Work instructions:
Set the following entries down again exactly, line by line.

Given records:
· · · · ·

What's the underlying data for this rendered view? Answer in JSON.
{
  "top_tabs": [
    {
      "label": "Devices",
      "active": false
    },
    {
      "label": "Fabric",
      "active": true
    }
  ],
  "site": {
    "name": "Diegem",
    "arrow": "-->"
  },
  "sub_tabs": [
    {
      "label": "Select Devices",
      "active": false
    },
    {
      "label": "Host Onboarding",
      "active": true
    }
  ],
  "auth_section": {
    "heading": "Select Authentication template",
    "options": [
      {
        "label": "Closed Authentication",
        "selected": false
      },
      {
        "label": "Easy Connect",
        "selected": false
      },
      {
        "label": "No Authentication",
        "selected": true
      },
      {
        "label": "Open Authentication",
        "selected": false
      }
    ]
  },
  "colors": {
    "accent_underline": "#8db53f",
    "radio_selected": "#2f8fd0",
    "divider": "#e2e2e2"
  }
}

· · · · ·

Worked solution:
What's the underlying data for this rendered view? Answer in JSON.
{
  "top_tabs": [
    {
      "label": "Devices",
      "active": false
    },
    {
      "label": "Fabric",
      "active": true
    }
  ],
  "site": {
    "name": "Diegem",
    "arrow": "-->"
  },
  "sub_tabs": [
    {
      "label": "Select Devices",
      "active": false
    },
    {
      "label": "Host Onboarding",
      "active": true
    }
  ],
  "auth_section": {
    "heading": "Select Authentication template",
    "options": [
      {
        "label": "Closed Authentication",
        "selected": false
      },
      {
        "label": "Easy Connect",
        "selected": false
      },
      {
        "label": "No Authentication",
        "selected": true
      },
      {
        "label": "Open Authentication",
        "selected": false
      }
    ]
  },
  "colors": {
    "accent_underline": "#8db53f",
    "radio_selected": "#2f8fd0",
    "divider": "#e2e2e2"
  }
}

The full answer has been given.